To get the best deals on diapers watch the sales at drugstores like CVS, Rite Aid, and Walgreens. Combine the sales with coupons and you'll get some amazing deals. This is actually how I've gotten the majority of the diapers I've bought. You can also watch for specials on Amazon. If you can't do the drugstore deals, this is definitely the second best option.
8. Utilize rewards programs
Join the Pampers Gifts to Grow and Huggies Enjoy the Ride programs. These programs are simple to use -- simply find the codes inside Pampers or Huggies packages and enter them on the respective websites. Then redeem your points for all sorts of neat things like coupons, toys, and gift cards.
9. Toys -- be sparing and buy smart
Be selective about the toys you purchase. Choose ones that are good quality, stimulate creativity, and generally will catch the interest of a variety of ages. Our culture is full of marketing that wants us to think that in order to have a content child you need to have lots of toys. The reality is that children don't really need many toys. In fact, you might notice that often what they play with are not toys but things like pots and pans, boxes, and empty toilet paper rolls. (Yes, you read right. My 3 1/2-year-old loves playing with them. Hey, they make great spyglasses!)
As far as how to save when you do buy toys, check out consignment stores and yard sales. I've found lots of great toys this way and a little soap and water soon had them cleaned up and looking new. If you end up buying new toys, watch for sales. With a bit of patience you can often get a great deal with a coupon or sale. Also, avoid shopping at toy stores since they are typically higher priced and instead stick with places like Target or Walmart. And don't forget about online shopping. I've found that sometimes Amazon has the best price on a toy or game that I want and the great part is I can use my Swagbucks to pay for it.
10. Play it smart with clothing
Resist the urge to tear the tags off every item that you get and wash it right away. Babies grow incredibly fast and it is all too easy to have them outgrow something before you've even had the chance to wear it. (Anyone else been there, done that?) Or you might discover that you don't need as many onesies as you initially thought. Because they still have the tags on and aren't washed, you can easily return them to the store and put that money towards something you really need. Or if it was a gift that can't be returned you can re-gift it to someone else.
When I'm preparing for my baby's birth, my rule of thumb is to wash only several newborn items and blankets.
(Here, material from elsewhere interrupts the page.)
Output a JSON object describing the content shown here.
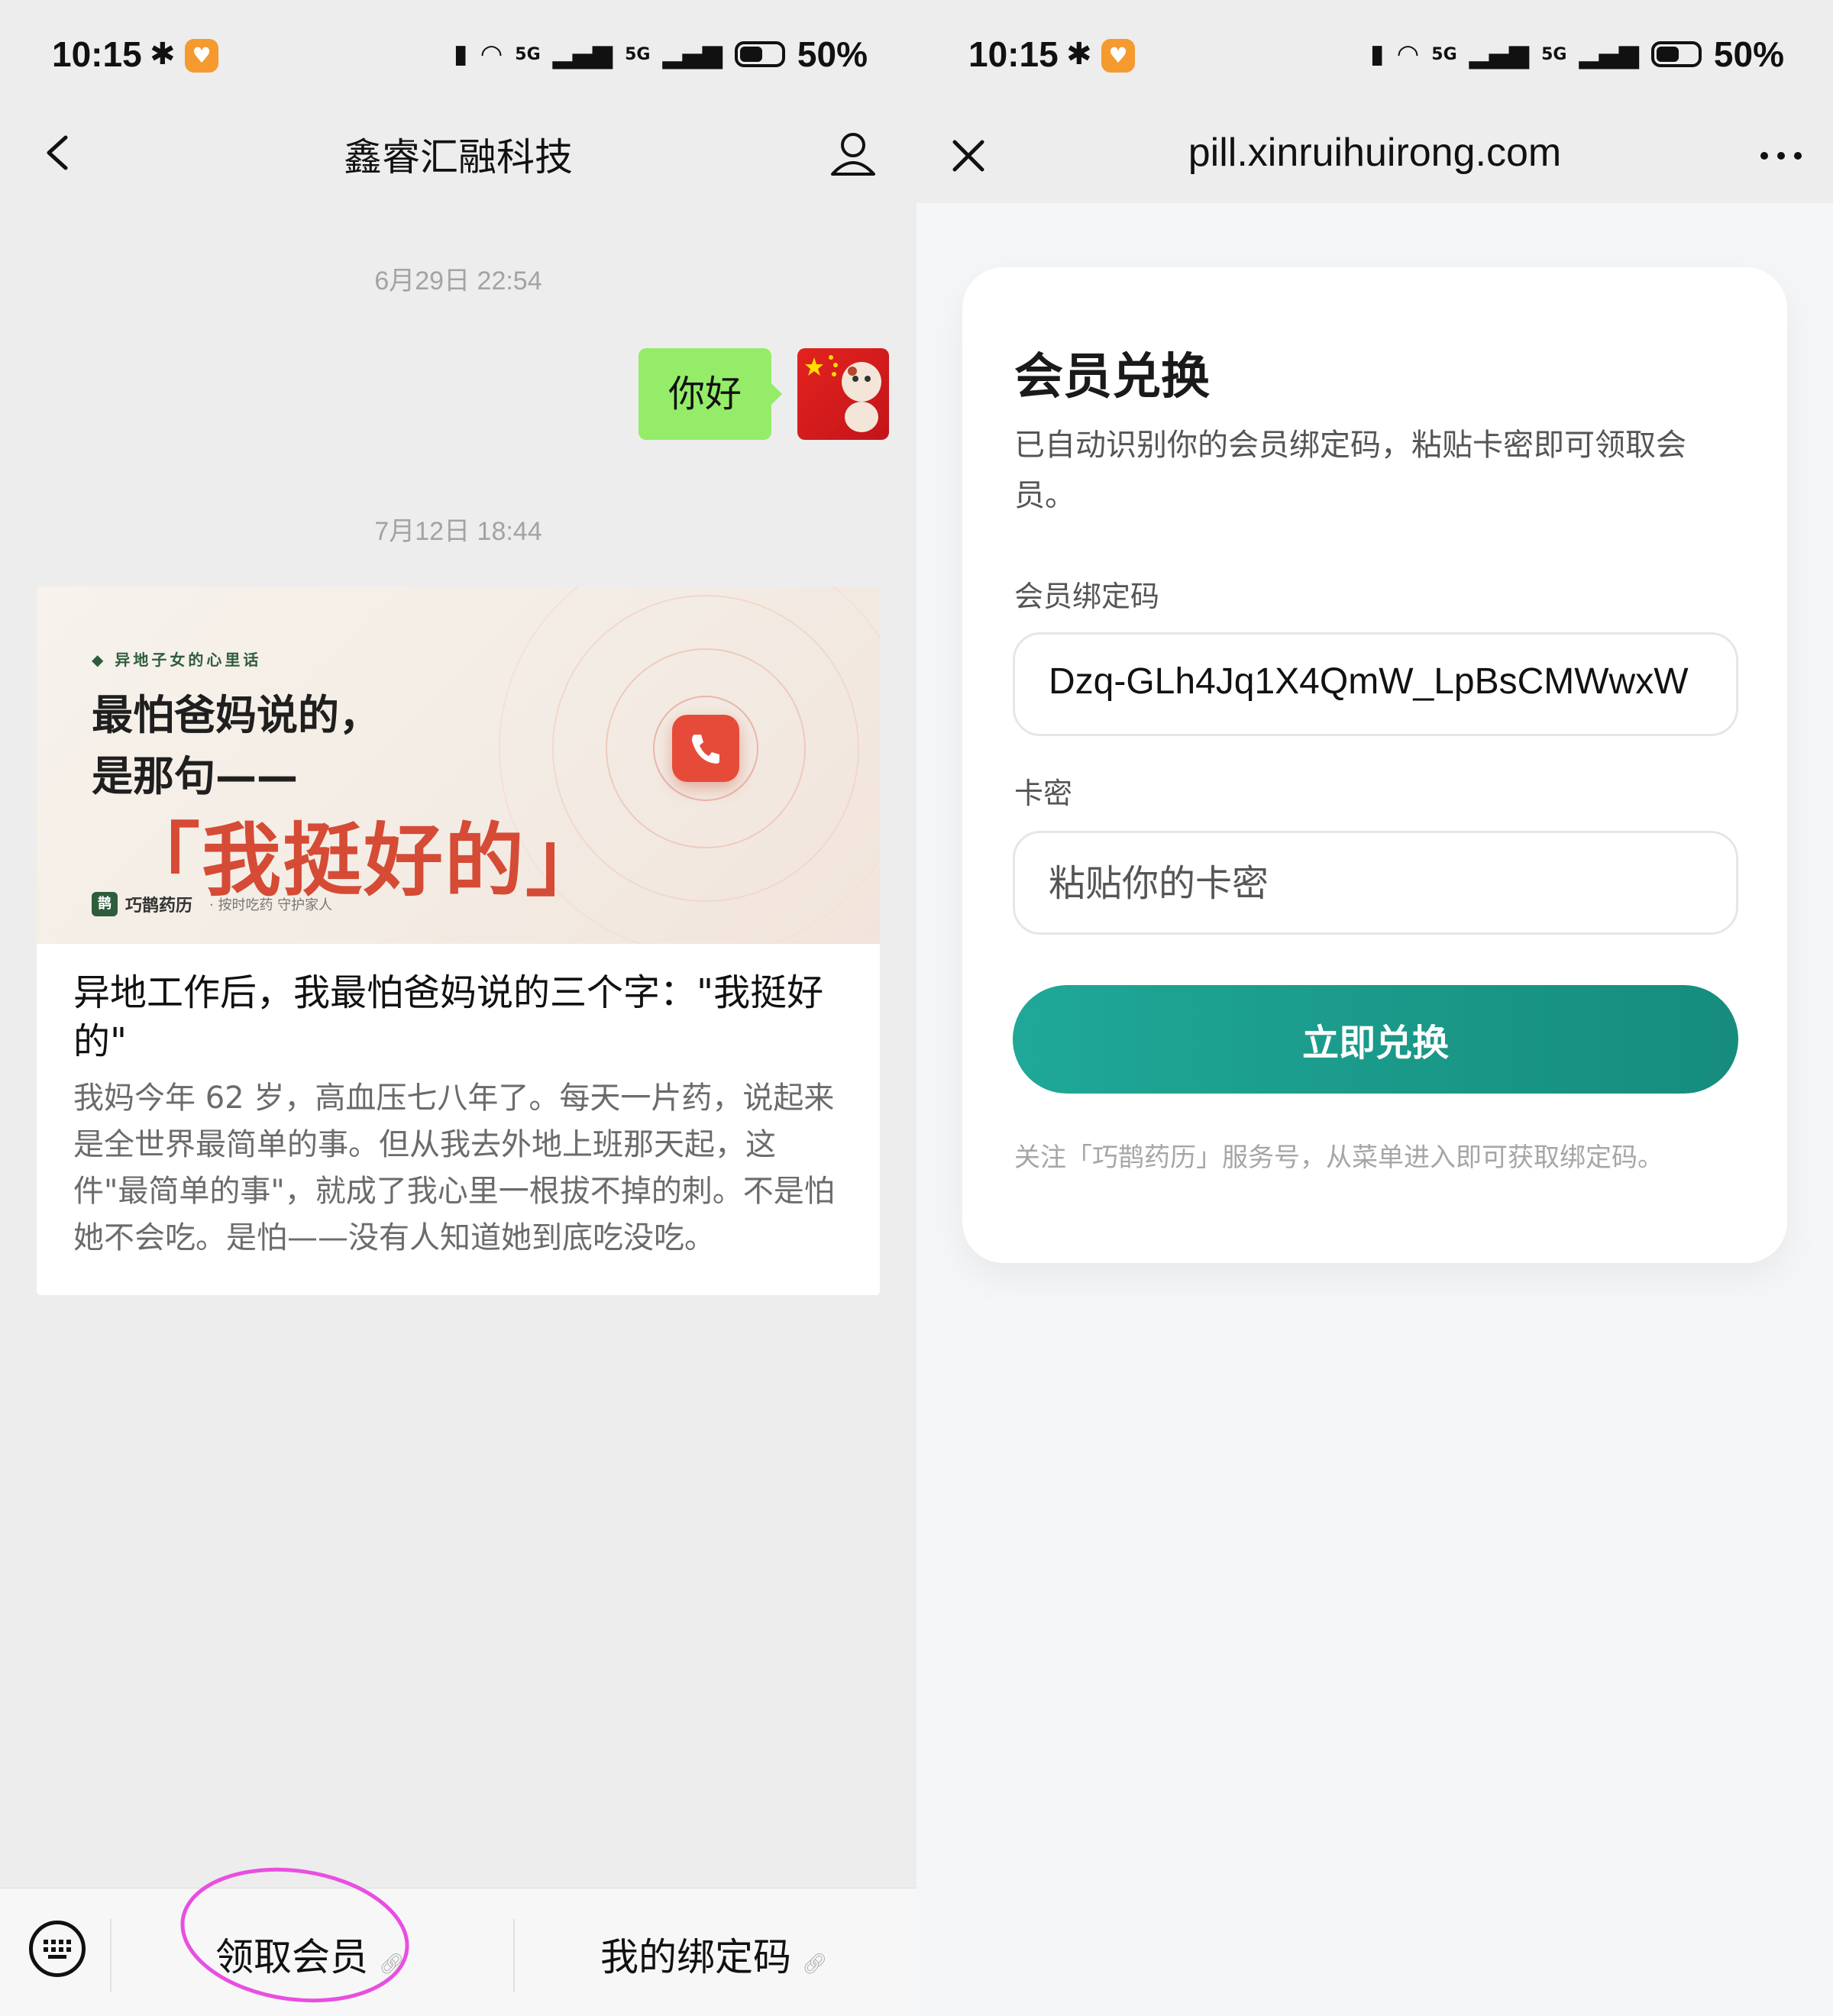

Then as I see what else I need, I remove the tags and wash that as well.
Get the latest money-saving offers and the best cost-cutting tips on Lydia's blogThe Thrifty Frugal Mom.
This article first appeared on Parents.com.